- Supply disruptions in North Africa and the Middle East are happening, David Plouffe says
- Gas prices have risen for 16 straight weeks and have become an election issue
A senior White House adviser said Sunday that opening the nation's strategic petroleum reserve to bring down gas prices remains an option.
David Plouffe, the senior adviser to President Barack Obama, told CNN's "State of the Union" that "a lot of factors" go into a decision on tapping the oil reserve.
"It's not a political decision," Plouffe said, noting that in the past, disruptions in supply caused administrations to tap the oil reserve.
"There are supply disruptions right now in places like Sudan," Plouffe said. "You still have oil not at its peak in places like Libya.

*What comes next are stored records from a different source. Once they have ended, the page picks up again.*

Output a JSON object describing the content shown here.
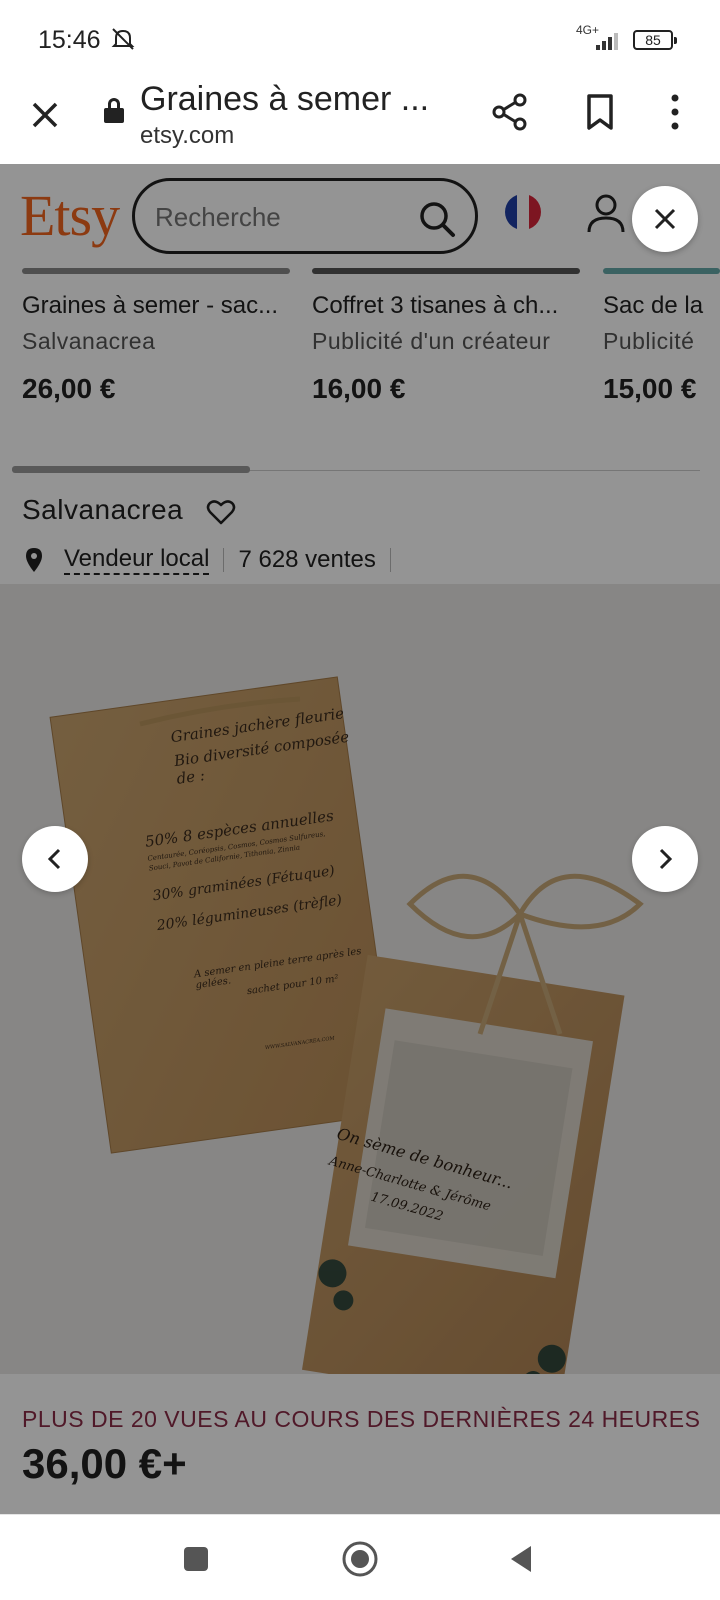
{
  "status_bar": {
    "time": "15:46",
    "network": "4G+",
    "battery": "85"
  },
  "tab": {
    "title": "Graines à semer ...",
    "url": "etsy.com"
  },
  "etsy": {
    "logo": "Etsy",
    "search_placeholder": "Recherche",
    "brand_color": "#f1641e"
  },
  "products": [
    {
      "name": "Graines à semer - sac...",
      "shop": "Salvanacrea",
      "price": "26,00 €"
    },
    {
      "name": "Coffret 3 tisanes à ch...",
      "shop": "Publicité d'un créateur",
      "price": "16,00 €"
    },
    {
      "name": "Sac de la",
      "shop": "Publicité",
      "price": "15,00 €"
    }
  ],
  "shop": {
    "name": "Salvanacrea",
    "local_label": "Vendeur local",
    "sales": "7 628 ventes"
  },
  "card_left": {
    "line1": "Graines jachère fleurie",
    "line2": "Bio diversité composée de :",
    "line3": "50% 8 espèces annuelles",
    "line4": "Centaurée, Coréopsis, Cosmos, Cosmos Sulfureus,",
    "line5": "Souci, Pavot de Californie, Tithonia, Zinnia",
    "line6": "30% graminées (Fétuque)",
    "line7": "20% légumineuses (trèfle)",
    "line8": "A semer en pleine terre après les gelées.",
    "line9": "sachet pour 10 m²",
    "line10": "WWW.SALVANACREA.COM"
  },
  "card_right": {
    "line1": "On sème de bonheur...",
    "line2": "Anne-Charlotte & Jérôme",
    "line3": "17.09.2022"
  },
  "listing": {
    "views": "PLUS DE 20 VUES AU COURS DES DERNIÈRES 24 HEURES",
    "price": "36,00 €+",
    "views_color": "#8b2c48"
  }
}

Obviously the sanctions are working, the crippling sanctions the president has put in place are working in the Middle East and strangling the Iranian economy."
At the same time, "there is no doubt that what we have to do in this country, we have to use less oil," Plouffe added.

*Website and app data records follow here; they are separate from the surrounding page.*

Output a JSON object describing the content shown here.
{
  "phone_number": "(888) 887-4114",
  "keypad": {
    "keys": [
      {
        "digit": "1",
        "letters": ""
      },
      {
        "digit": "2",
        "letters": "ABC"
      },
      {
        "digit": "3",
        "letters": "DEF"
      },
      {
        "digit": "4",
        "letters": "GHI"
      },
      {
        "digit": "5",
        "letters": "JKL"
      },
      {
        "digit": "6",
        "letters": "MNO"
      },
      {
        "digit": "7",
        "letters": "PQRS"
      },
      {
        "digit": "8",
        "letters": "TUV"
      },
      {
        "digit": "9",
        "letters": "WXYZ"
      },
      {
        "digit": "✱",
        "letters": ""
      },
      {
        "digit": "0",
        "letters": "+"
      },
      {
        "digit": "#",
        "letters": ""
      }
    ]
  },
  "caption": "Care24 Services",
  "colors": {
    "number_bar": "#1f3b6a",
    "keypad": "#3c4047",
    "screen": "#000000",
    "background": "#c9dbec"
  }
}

On Sunday, the AAA reported that the national average price for a gallon of regular unleaded gasoline rose two-tenths of a cent to $3.894, marking the 16th consecutive increase, according to www.fuelgaugereport.com.
Republicans have seized on the rising gas prices to criticize Obama's energy policies, and the issue appears to be resonating with voters in an election year, according to polls.

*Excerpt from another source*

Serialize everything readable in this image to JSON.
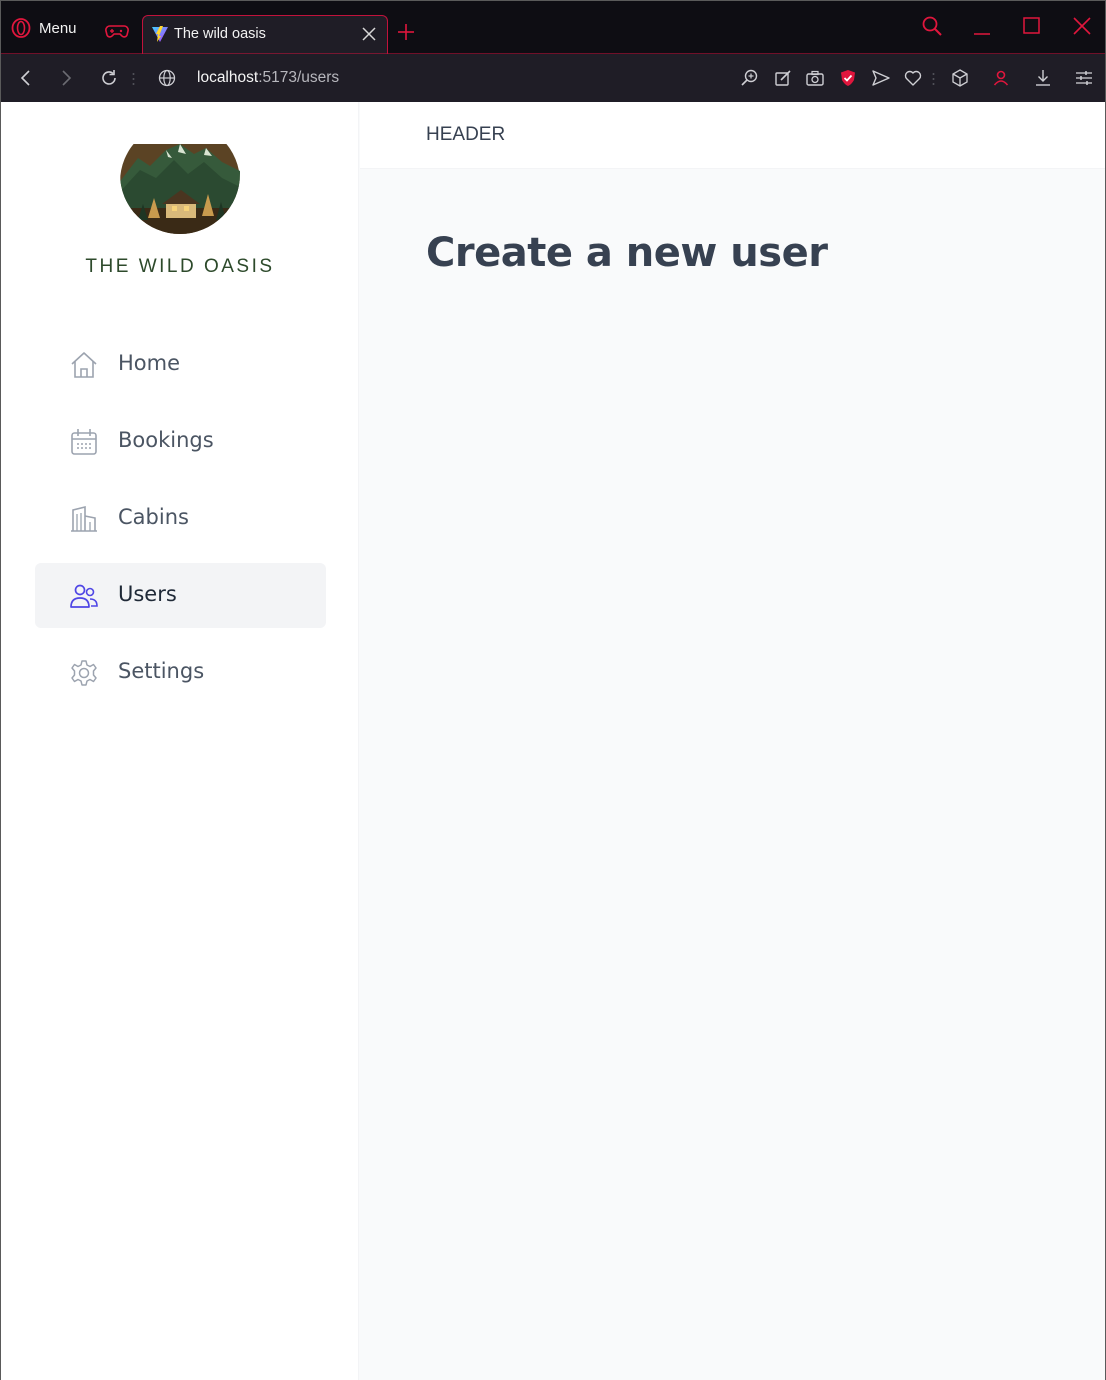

In particular, Republican leaders and presidential candidates say Obama has stunted domestic oil production for environmental reasons.
Obama responds that U.S. oil production is at its highest level in eight years, and rejects the Republican argument that increased U.S. production alone can influence the price of oil, a global commodity.
The president also insists that the nation needs to also invest in other energy sources including alternative fuels as well as wind and solar power to compete in a growing worldwide clean energy market.